A Table Box for Campers
A very useful combination packing box and camp table may be made from a coffee or other large box. If a box with a three-ply top is available, it makes a neat appearance, but this is not essential. A box, 14 in. deep, 20 in. wide, and 29 in. long, outside measurements, is convenient, and is of such a size that a person's knees will pass under it when used as a table.
Saw the box in two on the center line of the narrow way, making two uncovered boxes of the same size and depth. The corners of each box should be well braced on the outside, as shown at A, Fig. 1. The strips B are fastened to the inside of the box to form sockets, C, for the legs.
The strips are 1/2 in. thick, 1-1/4 in. wide, and as long as the box is deep. Four legs, about 12 in. long and of such size as to fit in the sockets, are used for holding the boxes together in transit. Rope handles are fastened in the ends of each box, and also a hook and eye, which are used to lock them together.
To pack the boxes place one half open side up, and insert the legs, as shown in Fig. 2. Then fill it and ex- tend the packing to the level of the leg ends, slip the other half of the box on the legs, and fasten the two with the hooks. If properly roped, such a box will be taken as baggage. Canvas, and other articles which will be removed at once upon arrival in camp, rather than provisions, should be packed in this box, so that it can be converted into a table with the least possible work.
To make one table, or two, of the box, remove the packing legs and insert long legs in the sockets of each section. A set of eight legs, 30 in. long, take up very little space, and can be carried diagonally in the bottom of the box. A piece of oilcloth can be wrapped around them and used later as a cover for the table.
The legs should fit loosely in the sockets to provide for the swelling in damp weather.
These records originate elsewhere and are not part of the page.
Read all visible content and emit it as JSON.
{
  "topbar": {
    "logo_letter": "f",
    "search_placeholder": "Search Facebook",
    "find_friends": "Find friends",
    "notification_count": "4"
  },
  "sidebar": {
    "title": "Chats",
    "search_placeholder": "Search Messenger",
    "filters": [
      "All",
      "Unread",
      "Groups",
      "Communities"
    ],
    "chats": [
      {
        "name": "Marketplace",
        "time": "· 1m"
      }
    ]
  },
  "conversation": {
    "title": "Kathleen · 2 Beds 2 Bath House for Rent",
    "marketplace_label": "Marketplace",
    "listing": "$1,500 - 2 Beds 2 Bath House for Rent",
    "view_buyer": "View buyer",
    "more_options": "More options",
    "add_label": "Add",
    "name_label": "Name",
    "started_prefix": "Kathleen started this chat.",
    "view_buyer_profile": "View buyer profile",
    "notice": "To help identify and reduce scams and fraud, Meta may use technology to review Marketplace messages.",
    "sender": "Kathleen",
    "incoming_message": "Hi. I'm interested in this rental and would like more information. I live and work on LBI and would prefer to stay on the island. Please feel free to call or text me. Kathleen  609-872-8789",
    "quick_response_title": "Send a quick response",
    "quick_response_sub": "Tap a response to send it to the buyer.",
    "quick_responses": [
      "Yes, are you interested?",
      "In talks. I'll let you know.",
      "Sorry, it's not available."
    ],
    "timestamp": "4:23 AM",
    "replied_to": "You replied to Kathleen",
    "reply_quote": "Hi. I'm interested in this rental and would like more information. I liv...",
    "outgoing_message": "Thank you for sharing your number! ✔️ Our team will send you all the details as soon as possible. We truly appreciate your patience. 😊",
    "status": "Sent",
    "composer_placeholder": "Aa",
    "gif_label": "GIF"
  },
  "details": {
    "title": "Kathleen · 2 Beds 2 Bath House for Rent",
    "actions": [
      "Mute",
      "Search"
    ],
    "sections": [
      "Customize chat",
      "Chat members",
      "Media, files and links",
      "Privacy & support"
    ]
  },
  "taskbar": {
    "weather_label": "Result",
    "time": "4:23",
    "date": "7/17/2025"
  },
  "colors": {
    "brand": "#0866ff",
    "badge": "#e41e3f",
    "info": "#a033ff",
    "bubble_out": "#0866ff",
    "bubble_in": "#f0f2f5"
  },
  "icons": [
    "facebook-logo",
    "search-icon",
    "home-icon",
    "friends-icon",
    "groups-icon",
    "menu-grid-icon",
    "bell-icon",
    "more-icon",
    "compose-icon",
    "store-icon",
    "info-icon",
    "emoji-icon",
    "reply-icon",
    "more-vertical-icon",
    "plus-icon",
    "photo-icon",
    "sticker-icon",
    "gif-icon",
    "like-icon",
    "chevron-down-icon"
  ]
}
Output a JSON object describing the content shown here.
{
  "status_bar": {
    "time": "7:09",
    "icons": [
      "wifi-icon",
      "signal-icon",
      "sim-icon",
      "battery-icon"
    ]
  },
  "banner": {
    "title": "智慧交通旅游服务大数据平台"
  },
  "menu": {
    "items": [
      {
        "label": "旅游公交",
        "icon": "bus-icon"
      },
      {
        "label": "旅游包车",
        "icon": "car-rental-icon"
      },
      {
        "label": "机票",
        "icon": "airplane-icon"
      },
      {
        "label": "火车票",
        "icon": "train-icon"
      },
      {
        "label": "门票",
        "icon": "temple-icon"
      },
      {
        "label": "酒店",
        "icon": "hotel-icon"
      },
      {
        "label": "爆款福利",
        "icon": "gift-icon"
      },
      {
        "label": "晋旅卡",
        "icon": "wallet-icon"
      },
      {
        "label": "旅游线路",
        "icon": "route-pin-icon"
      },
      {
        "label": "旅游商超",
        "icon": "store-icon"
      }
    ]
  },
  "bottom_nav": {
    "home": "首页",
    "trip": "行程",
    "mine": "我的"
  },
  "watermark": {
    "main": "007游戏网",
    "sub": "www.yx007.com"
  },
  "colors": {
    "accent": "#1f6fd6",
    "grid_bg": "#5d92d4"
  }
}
Ordinarily they can be wedged to make them rigid. The table is shown in Fig. 3.